The Bank of North Dakota was established by legislative action in 1919 and the State Mill and Elevator was established by state government and opened in 1922.
Information in the exhibit in the N.D. Heritage Center & State Museum reads:
‘A New Day for North Dakota’
The Nonpartisan League
“By 1919 the Nonpartisan League (NPL) elected the governor and controlled both legislative houses. The legislature passed many of the economic reform measures that farmers had wanted for years, including a state-owned flour mill and grain elevator and a state-owned bank.
“The NPL faced strong opposition, and by 1920 many of its own members turned against the organization. Some NPL leaders were charged with corruption and mismanagement. The nation’s fears of socialism in the years following the Russian Revolution of 1917 also weakened the NPL, though NPL members denied any relationship with the Socialist Party.
“In 1921 voters forced a recall election of NPL Governor Lynn Frazier and other state officials. The NPL lost much of its membership and political power, but continued to influence North Dakota politics for many years. In 1956 the Nonpartisan League merged with the Democratic Party. The Democratic-NPL Party candidates for governor and US Senate were successful in 1960.” William L. Guy was elected governor and Quentin N. Burdick was elected to fill the vacancy caused by Langer’s death.”

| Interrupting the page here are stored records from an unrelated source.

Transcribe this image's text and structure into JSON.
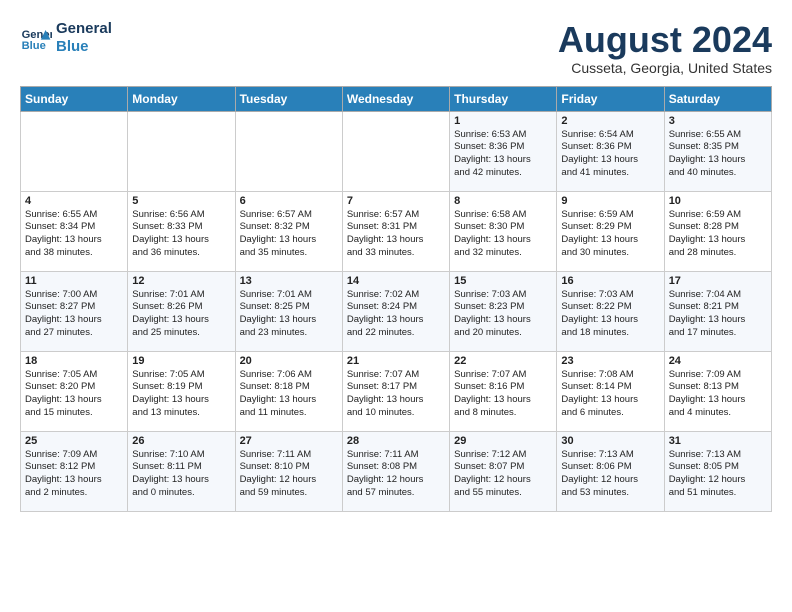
{
  "header": {
    "logo_line1": "General",
    "logo_line2": "Blue",
    "month": "August 2024",
    "location": "Cusseta, Georgia, United States"
  },
  "days_of_week": [
    "Sunday",
    "Monday",
    "Tuesday",
    "Wednesday",
    "Thursday",
    "Friday",
    "Saturday"
  ],
  "weeks": [
    [
      {
        "num": "",
        "info": ""
      },
      {
        "num": "",
        "info": ""
      },
      {
        "num": "",
        "info": ""
      },
      {
        "num": "",
        "info": ""
      },
      {
        "num": "1",
        "info": "Sunrise: 6:53 AM\nSunset: 8:36 PM\nDaylight: 13 hours\nand 42 minutes."
      },
      {
        "num": "2",
        "info": "Sunrise: 6:54 AM\nSunset: 8:36 PM\nDaylight: 13 hours\nand 41 minutes."
      },
      {
        "num": "3",
        "info": "Sunrise: 6:55 AM\nSunset: 8:35 PM\nDaylight: 13 hours\nand 40 minutes."
      }
    ],
    [
      {
        "num": "4",
        "info": "Sunrise: 6:55 AM\nSunset: 8:34 PM\nDaylight: 13 hours\nand 38 minutes."
      },
      {
        "num": "5",
        "info": "Sunrise: 6:56 AM\nSunset: 8:33 PM\nDaylight: 13 hours\nand 36 minutes."
      },
      {
        "num": "6",
        "info": "Sunrise: 6:57 AM\nSunset: 8:32 PM\nDaylight: 13 hours\nand 35 minutes."
      },
      {
        "num": "7",
        "info": "Sunrise: 6:57 AM\nSunset: 8:31 PM\nDaylight: 13 hours\nand 33 minutes."
      },
      {
        "num": "8",
        "info": "Sunrise: 6:58 AM\nSunset: 8:30 PM\nDaylight: 13 hours\nand 32 minutes."
      },
      {
        "num": "9",
        "info": "Sunrise: 6:59 AM\nSunset: 8:29 PM\nDaylight: 13 hours\nand 30 minutes."
      },
      {
        "num": "10",
        "info": "Sunrise: 6:59 AM\nSunset: 8:28 PM\nDaylight: 13 hours\nand 28 minutes."
      }
    ],
    [
      {
        "num": "11",
        "info": "Sunrise: 7:00 AM\nSunset: 8:27 PM\nDaylight: 13 hours\nand 27 minutes."
      },
      {
        "num": "12",
        "info": "Sunrise: 7:01 AM\nSunset: 8:26 PM\nDaylight: 13 hours\nand 25 minutes."
      },
      {
        "num": "13",
        "info": "Sunrise: 7:01 AM\nSunset: 8:25 PM\nDaylight: 13 hours\nand 23 minutes."
      },
      {
        "num": "14",
        "info": "Sunrise: 7:02 AM\nSunset: 8:24 PM\nDaylight: 13 hours\nand 22 minutes."
      },
      {
        "num": "15",
        "info": "Sunrise: 7:03 AM\nSunset: 8:23 PM\nDaylight: 13 hours\nand 20 minutes."
      },
      {
        "num": "16",
        "info": "Sunrise: 7:03 AM\nSunset: 8:22 PM\nDaylight: 13 hours\nand 18 minutes."
      },
      {
        "num": "17",
        "info": "Sunrise: 7:04 AM\nSunset: 8:21 PM\nDaylight: 13 hours\nand 17 minutes."
      }
    ],
    [
      {
        "num": "18",
        "info": "Sunrise: 7:05 AM\nSunset: 8:20 PM\nDaylight: 13 hours\nand 15 minutes."
      },
      {
        "num": "19",
        "info": "Sunrise: 7:05 AM\nSunset: 8:19 PM\nDaylight: 13 hours\nand 13 minutes."
      },
      {
        "num": "20",
        "info": "Sunrise: 7:06 AM\nSunset: 8:18 PM\nDaylight: 13 hours\nand 11 minutes."
      },
      {
        "num": "21",
        "info": "Sunrise: 7:07 AM\nSunset: 8:17 PM\nDaylight: 13 hours\nand 10 minutes."
      },
      {
        "num": "22",
        "info": "Sunrise: 7:07 AM\nSunset: 8:16 PM\nDaylight: 13 hours\nand 8 minutes."
      },
      {
        "num": "23",
        "info": "Sunrise: 7:08 AM\nSunset: 8:14 PM\nDaylight: 13 hours\nand 6 minutes."
      },
      {
        "num": "24",
        "info": "Sunrise: 7:09 AM\nSunset: 8:13 PM\nDaylight: 13 hours\nand 4 minutes."
      }
    ],
    [
      {
        "num": "25",
        "info": "Sunrise: 7:09 AM\nSunset: 8:12 PM\nDaylight: 13 hours\nand 2 minutes."
      },
      {
        "num": "26",
        "info": "Sunrise: 7:10 AM\nSunset: 8:11 PM\nDaylight: 13 hours\nand 0 minutes."
      },
      {
        "num": "27",
        "info": "Sunrise: 7:11 AM\nSunset: 8:10 PM\nDaylight: 12 hours\nand 59 minutes."
      },
      {
        "num": "28",
        "info": "Sunrise: 7:11 AM\nSunset: 8:08 PM\nDaylight: 12 hours\nand 57 minutes."
      },
      {
        "num": "29",
        "info": "Sunrise: 7:12 AM\nSunset: 8:07 PM\nDaylight: 12 hours\nand 55 minutes."
      },
      {
        "num": "30",
        "info": "Sunrise: 7:13 AM\nSunset: 8:06 PM\nDaylight: 12 hours\nand 53 minutes."
      },
      {
        "num": "31",
        "info": "Sunrise: 7:13 AM\nSunset: 8:05 PM\nDaylight: 12 hours\nand 51 minutes."
      }
    ]
  ]
}
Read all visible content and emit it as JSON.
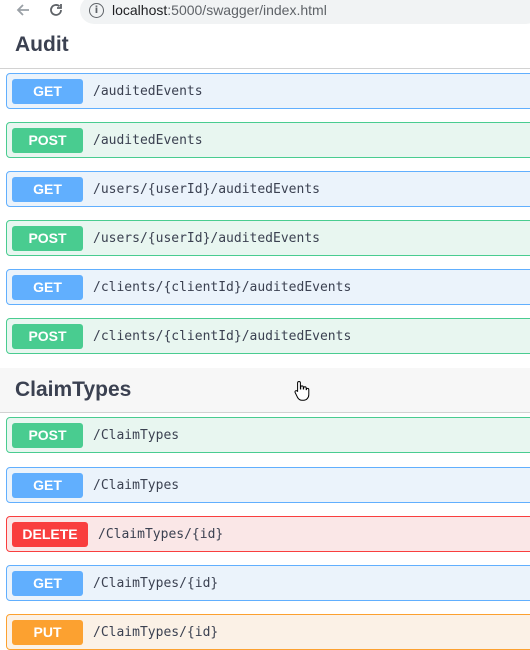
{
  "browser": {
    "url_host": "localhost",
    "url_rest": ":5000/swagger/index.html"
  },
  "tags": [
    {
      "title": "Audit",
      "operations": [
        {
          "method": "GET",
          "path": "/auditedEvents"
        },
        {
          "method": "POST",
          "path": "/auditedEvents"
        },
        {
          "method": "GET",
          "path": "/users/{userId}/auditedEvents"
        },
        {
          "method": "POST",
          "path": "/users/{userId}/auditedEvents"
        },
        {
          "method": "GET",
          "path": "/clients/{clientId}/auditedEvents"
        },
        {
          "method": "POST",
          "path": "/clients/{clientId}/auditedEvents"
        }
      ]
    },
    {
      "title": "ClaimTypes",
      "operations": [
        {
          "method": "POST",
          "path": "/ClaimTypes"
        },
        {
          "method": "GET",
          "path": "/ClaimTypes"
        },
        {
          "method": "DELETE",
          "path": "/ClaimTypes/{id}"
        },
        {
          "method": "GET",
          "path": "/ClaimTypes/{id}"
        },
        {
          "method": "PUT",
          "path": "/ClaimTypes/{id}"
        }
      ]
    }
  ],
  "colors": {
    "get": "#61affe",
    "post": "#49cc90",
    "delete": "#f93e3e",
    "put": "#fca130"
  }
}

Townley and Langer both died within hours of each, according to the Minot Daily News files. Townley died Nov. 7, 1959, in a traffic accident near Makoti and Langer died Nov. 8, 1959, in his sleep at his Washington, D.C., home.
“Their deaths came at a watershed period in North Dakota political history,” wrote Dick Dobson, political writer for the Minot Daily News in his Prairie Perspective column published Nov. 3, 1979. “The Nonpartian League was being absorbed into the Democratic organization and North Dakota was on the threshold of becoming the highly competitive two-party state that it now is.”

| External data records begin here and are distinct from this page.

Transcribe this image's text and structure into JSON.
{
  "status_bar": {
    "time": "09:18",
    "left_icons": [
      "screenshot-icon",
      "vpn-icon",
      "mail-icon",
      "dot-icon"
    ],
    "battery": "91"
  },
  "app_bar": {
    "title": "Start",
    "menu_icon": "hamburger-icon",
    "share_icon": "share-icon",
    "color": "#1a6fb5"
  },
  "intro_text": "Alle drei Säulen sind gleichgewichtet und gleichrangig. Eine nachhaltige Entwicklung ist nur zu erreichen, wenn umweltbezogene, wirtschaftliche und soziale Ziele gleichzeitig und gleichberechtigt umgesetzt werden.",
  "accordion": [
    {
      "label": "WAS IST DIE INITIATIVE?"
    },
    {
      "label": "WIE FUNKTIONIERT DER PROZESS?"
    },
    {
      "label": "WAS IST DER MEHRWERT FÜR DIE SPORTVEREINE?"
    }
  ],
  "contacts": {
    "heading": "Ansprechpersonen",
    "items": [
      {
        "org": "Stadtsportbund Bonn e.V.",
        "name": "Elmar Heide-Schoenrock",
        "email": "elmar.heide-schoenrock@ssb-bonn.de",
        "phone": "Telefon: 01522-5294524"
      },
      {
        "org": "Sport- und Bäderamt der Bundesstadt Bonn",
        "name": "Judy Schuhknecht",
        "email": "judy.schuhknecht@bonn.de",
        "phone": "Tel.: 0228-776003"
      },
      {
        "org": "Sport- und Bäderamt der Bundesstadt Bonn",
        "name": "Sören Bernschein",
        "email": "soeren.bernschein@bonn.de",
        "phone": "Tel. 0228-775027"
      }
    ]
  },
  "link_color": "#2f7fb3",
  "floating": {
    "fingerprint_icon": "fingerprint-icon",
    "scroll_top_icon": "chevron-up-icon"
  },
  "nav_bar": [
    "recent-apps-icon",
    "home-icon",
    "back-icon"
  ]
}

The November 1956 interview with Townley at the Minot Daily News offices was done with assurances being given to him that it would not be published by the newspaper until after his death. The interview was published Nov. 9, 1959.
The NPL exhibit is located in the main gallery in the N.D. Heritage Center and State Museum.